→ **Task statement**
Write out the data below in full. Keep it exact.

→ **Input records**
# # # #

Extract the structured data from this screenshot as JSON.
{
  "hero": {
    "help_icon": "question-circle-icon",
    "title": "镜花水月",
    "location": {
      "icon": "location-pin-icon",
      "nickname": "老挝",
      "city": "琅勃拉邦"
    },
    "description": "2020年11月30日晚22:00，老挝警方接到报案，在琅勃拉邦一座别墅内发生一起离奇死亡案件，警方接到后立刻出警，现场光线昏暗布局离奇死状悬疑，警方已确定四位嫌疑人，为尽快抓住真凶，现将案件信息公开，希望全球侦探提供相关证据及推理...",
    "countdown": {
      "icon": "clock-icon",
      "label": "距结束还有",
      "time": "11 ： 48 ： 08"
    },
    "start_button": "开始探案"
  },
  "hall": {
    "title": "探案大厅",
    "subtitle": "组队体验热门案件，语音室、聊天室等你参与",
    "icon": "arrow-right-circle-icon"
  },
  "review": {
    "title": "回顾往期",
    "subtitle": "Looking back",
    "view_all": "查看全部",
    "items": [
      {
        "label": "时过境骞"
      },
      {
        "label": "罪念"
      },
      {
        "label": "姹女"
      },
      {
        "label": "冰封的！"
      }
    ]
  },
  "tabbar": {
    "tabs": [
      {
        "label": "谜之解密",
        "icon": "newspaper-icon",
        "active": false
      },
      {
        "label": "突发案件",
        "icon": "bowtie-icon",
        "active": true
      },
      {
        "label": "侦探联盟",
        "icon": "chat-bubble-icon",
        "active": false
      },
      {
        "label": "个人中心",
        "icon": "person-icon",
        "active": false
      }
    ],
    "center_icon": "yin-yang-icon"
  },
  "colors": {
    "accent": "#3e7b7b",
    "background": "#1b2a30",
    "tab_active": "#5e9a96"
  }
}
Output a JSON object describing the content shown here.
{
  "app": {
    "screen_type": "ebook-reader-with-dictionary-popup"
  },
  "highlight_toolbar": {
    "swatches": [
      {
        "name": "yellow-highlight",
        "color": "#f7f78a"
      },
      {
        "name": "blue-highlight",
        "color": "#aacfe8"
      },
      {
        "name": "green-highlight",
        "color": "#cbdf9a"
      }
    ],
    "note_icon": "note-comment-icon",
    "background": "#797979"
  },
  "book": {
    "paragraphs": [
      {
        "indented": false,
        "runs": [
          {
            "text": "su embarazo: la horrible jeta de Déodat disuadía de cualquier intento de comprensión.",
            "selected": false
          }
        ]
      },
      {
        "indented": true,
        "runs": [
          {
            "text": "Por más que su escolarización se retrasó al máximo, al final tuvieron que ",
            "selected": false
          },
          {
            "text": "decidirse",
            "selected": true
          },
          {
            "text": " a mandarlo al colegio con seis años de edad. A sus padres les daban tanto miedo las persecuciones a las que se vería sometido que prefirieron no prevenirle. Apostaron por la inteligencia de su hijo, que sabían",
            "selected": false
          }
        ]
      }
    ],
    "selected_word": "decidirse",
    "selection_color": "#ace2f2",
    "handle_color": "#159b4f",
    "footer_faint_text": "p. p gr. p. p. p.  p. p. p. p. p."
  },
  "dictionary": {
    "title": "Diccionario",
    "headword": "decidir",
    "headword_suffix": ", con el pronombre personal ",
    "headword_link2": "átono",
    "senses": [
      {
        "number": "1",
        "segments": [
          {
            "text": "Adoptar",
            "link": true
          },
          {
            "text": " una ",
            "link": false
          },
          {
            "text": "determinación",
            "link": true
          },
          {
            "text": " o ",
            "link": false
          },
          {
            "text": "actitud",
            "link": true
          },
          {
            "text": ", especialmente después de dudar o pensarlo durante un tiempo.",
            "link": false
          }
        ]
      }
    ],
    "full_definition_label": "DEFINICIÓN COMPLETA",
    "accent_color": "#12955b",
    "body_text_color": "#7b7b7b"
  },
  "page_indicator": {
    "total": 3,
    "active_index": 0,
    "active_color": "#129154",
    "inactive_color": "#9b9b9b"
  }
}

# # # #

→ **Solution for this task**
Extract the structured data from this screenshot as JSON.
{
  "hero": {
    "help_icon": "question-circle-icon",
    "title": "镜花水月",
    "location": {
      "icon": "location-pin-icon",
      "nickname": "老挝",
      "city": "琅勃拉邦"
    },
    "description": "2020年11月30日晚22:00，老挝警方接到报案，在琅勃拉邦一座别墅内发生一起离奇死亡案件，警方接到后立刻出警，现场光线昏暗布局离奇死状悬疑，警方已确定四位嫌疑人，为尽快抓住真凶，现将案件信息公开，希望全球侦探提供相关证据及推理...",
    "countdown": {
      "icon": "clock-icon",
      "label": "距结束还有",
      "time": "11 ： 48 ： 08"
    },
    "start_button": "开始探案"
  },
  "hall": {
    "title": "探案大厅",
    "subtitle": "组队体验热门案件，语音室、聊天室等你参与",
    "icon": "arrow-right-circle-icon"
  },
  "review": {
    "title": "回顾往期",
    "subtitle": "Looking back",
    "view_all": "查看全部",
    "items": [
      {
        "label": "时过境骞"
      },
      {
        "label": "罪念"
      },
      {
        "label": "姹女"
      },
      {
        "label": "冰封的！"
      }
    ]
  },
  "tabbar": {
    "tabs": [
      {
        "label": "谜之解密",
        "icon": "newspaper-icon",
        "active": false
      },
      {
        "label": "突发案件",
        "icon": "bowtie-icon",
        "active": true
      },
      {
        "label": "侦探联盟",
        "icon": "chat-bubble-icon",
        "active": false
      },
      {
        "label": "个人中心",
        "icon": "person-icon",
        "active": false
      }
    ],
    "center_icon": "yin-yang-icon"
  },
  "colors": {
    "accent": "#3e7b7b",
    "background": "#1b2a30",
    "tab_active": "#5e9a96"
  }
}
Output a JSON object describing the content shown here.
{
  "app": {
    "screen_type": "ebook-reader-with-dictionary-popup"
  },
  "highlight_toolbar": {
    "swatches": [
      {
        "name": "yellow-highlight",
        "color": "#f7f78a"
      },
      {
        "name": "blue-highlight",
        "color": "#aacfe8"
      },
      {
        "name": "green-highlight",
        "color": "#cbdf9a"
      }
    ],
    "note_icon": "note-comment-icon",
    "background": "#797979"
  },
  "book": {
    "paragraphs": [
      {
        "indented": false,
        "runs": [
          {
            "text": "su embarazo: la horrible jeta de Déodat disuadía de cualquier intento de comprensión.",
            "selected": false
          }
        ]
      },
      {
        "indented": true,
        "runs": [
          {
            "text": "Por más que su escolarización se retrasó al máximo, al final tuvieron que ",
            "selected": false
          },
          {
            "text": "decidirse",
            "selected": true
          },
          {
            "text": " a mandarlo al colegio con seis años de edad. A sus padres les daban tanto miedo las persecuciones a las que se vería sometido que prefirieron no prevenirle. Apostaron por la inteligencia de su hijo, que sabían",
            "selected": false
          }
        ]
      }
    ],
    "selected_word": "decidirse",
    "selection_color": "#ace2f2",
    "handle_color": "#159b4f",
    "footer_faint_text": "p. p gr. p. p. p.  p. p. p. p. p."
  },
  "dictionary": {
    "title": "Diccionario",
    "headword": "decidir",
    "headword_suffix": ", con el pronombre personal ",
    "headword_link2": "átono",
    "senses": [
      {
        "number": "1",
        "segments": [
          {
            "text": "Adoptar",
            "link": true
          },
          {
            "text": " una ",
            "link": false
          },
          {
            "text": "determinación",
            "link": true
          },
          {
            "text": " o ",
            "link": false
          },
          {
            "text": "actitud",
            "link": true
          },
          {
            "text": ", especialmente después de dudar o pensarlo durante un tiempo.",
            "link": false
          }
        ]
      }
    ],
    "full_definition_label": "DEFINICIÓN COMPLETA",
    "accent_color": "#12955b",
    "body_text_color": "#7b7b7b"
  },
  "page_indicator": {
    "total": 3,
    "active_index": 0,
    "active_color": "#129154",
    "inactive_color": "#9b9b9b"
  }
}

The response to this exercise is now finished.